The land on which the cemetery stands is in the northwest quarter of Section 34 of Bloomington Twp. This 160 acre tract was originally purchased in 1821 from the Vincennes Land Office by John Henderson, who in 1830 sold 85 acres of it, for $750, to George W. Hook. George, who died in 1839, and his wife, Sarah, who died in 1863, are buried in the cemetery.

George Hook’s two daughters, Martha and Eliza, sold the 85 acres to William O. Fee in 1863 for $3,825. The deed mentions the cemetery:

 “But it is agreed and so understood that the grave yard or burial ground on said land is reserved and not conveyed by this Deed which is now inclosed [sic] by a plank fence. [Deed Book U, p. 298]”

I could find no subsequent deed that mentioned the cemetery, so I assume that it still belongs to the Hook family. The land eventually passed to the Rogers family, who sold it to Indiana University in 1914 (Deed Book U, p. 298).

Post submitted by: Lee Ehman (Library Volunteer)

Lake Monroe Oral History Project

Colored Map

Using materials generously donated by Alice Reed Morrison, the History Center Research Library has launched its first online exhibit.

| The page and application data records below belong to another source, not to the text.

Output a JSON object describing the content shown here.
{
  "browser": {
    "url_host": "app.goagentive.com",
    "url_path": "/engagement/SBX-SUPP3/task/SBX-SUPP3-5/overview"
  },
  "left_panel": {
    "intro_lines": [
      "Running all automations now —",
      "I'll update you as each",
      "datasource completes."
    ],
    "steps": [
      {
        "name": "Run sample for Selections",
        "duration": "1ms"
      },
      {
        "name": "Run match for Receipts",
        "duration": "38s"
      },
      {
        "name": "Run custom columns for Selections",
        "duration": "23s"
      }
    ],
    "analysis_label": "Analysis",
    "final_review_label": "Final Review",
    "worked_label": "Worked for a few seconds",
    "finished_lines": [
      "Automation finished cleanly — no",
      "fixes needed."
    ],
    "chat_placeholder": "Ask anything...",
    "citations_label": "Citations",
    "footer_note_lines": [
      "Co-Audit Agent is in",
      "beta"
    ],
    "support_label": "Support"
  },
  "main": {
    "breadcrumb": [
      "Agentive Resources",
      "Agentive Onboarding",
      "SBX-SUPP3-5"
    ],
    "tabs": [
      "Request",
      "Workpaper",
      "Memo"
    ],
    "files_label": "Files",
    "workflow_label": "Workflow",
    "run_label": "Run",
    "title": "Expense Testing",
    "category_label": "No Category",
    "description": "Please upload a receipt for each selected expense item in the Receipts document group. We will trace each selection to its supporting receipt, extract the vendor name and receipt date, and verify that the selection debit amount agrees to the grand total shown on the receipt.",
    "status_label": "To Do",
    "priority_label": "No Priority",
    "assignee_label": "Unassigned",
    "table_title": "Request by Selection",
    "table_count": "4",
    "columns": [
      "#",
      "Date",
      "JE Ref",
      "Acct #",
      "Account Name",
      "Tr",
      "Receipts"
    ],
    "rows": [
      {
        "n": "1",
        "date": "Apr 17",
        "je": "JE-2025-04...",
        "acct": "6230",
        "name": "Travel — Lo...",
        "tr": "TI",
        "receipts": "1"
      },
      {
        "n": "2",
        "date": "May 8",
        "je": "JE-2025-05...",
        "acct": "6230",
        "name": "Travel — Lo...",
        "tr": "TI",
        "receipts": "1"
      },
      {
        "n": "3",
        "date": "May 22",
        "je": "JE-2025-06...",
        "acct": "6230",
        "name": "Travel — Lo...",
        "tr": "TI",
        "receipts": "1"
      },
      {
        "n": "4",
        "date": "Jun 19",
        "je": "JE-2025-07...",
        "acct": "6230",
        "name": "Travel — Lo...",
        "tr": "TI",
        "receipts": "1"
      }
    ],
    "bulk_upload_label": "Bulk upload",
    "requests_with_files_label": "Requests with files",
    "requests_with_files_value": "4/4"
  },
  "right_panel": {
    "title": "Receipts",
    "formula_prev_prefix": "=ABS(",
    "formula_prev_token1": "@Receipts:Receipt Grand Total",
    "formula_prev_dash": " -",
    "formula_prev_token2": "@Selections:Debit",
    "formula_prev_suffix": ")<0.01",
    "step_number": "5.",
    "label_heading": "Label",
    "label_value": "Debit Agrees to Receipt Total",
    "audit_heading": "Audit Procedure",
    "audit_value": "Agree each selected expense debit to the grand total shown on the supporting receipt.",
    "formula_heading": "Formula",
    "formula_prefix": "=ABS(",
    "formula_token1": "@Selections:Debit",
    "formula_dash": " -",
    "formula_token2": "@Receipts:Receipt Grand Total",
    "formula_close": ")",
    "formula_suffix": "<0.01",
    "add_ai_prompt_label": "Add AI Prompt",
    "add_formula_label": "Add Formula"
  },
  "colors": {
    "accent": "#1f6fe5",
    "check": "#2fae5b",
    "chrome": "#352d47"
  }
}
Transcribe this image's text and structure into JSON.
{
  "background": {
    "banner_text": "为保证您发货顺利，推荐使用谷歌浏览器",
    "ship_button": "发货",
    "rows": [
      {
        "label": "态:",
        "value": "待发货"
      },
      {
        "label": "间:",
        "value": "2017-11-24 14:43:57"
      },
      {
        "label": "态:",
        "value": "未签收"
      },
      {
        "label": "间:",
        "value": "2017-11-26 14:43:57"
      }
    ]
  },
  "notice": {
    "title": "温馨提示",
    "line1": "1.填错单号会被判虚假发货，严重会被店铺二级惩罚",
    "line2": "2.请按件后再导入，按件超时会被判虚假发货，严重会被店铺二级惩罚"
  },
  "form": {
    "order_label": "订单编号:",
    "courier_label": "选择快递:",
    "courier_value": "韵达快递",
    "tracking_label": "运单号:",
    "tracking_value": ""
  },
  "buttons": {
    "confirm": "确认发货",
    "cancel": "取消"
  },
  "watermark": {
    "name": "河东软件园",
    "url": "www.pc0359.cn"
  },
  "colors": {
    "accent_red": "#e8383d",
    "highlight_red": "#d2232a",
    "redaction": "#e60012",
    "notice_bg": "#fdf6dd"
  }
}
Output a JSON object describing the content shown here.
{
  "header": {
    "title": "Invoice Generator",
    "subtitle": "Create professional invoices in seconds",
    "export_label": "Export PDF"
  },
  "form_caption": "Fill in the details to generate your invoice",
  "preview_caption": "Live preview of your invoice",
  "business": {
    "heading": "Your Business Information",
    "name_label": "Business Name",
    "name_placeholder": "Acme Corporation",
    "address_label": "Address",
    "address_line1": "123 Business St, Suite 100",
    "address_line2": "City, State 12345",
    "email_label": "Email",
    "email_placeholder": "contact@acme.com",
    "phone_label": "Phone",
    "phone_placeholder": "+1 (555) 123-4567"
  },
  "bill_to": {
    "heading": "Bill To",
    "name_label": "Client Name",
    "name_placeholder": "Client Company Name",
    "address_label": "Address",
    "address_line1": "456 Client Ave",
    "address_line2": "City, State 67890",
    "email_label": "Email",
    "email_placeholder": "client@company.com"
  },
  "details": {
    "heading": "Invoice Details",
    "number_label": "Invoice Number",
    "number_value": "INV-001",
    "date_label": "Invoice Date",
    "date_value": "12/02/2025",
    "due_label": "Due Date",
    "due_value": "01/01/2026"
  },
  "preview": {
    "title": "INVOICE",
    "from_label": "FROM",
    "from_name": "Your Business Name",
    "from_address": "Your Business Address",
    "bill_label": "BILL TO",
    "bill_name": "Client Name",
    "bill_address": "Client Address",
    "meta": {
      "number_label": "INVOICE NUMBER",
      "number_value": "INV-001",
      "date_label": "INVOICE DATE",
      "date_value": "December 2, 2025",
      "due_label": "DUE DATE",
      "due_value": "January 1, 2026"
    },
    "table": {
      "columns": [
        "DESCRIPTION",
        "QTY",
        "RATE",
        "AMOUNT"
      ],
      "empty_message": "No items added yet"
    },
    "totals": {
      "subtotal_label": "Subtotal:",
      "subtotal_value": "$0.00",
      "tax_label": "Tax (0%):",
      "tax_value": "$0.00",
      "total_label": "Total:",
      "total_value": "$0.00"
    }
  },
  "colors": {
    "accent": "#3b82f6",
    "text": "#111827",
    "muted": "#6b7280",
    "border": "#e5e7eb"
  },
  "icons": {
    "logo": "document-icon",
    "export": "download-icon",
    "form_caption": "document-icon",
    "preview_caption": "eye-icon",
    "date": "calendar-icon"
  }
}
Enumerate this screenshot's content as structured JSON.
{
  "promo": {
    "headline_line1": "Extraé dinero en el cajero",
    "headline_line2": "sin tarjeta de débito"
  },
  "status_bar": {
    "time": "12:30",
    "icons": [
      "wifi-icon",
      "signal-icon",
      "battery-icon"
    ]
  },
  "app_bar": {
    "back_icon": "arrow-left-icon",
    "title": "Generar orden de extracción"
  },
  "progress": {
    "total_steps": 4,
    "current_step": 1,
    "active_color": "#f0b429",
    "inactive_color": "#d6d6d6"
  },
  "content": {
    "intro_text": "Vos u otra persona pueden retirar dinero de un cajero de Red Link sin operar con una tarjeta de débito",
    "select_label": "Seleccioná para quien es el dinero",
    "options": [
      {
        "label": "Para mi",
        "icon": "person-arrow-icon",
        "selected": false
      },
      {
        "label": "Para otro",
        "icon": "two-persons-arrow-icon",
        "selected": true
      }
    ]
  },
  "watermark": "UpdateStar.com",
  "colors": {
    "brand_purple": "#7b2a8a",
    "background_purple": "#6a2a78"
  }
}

The Lake Monroe Oral History Project focuses on the stories of Salt Creek Valley residents who were displaced by the construction of Lake Monroe in the 1960s.

This exhibit, created for the History Center by interns Delainey Bowers and Dorothy Berry, uses original audio recordings and photos from Morrison’s 1986 dissertation entitled “Portrait of a Lost Community: A Folklife Study of the Salt Creek Valley of South Central Indiana and the Effects of Community Displacement Following Formation of the Monroe Reservoir.” Continue reading Lake Monroe Oral History Project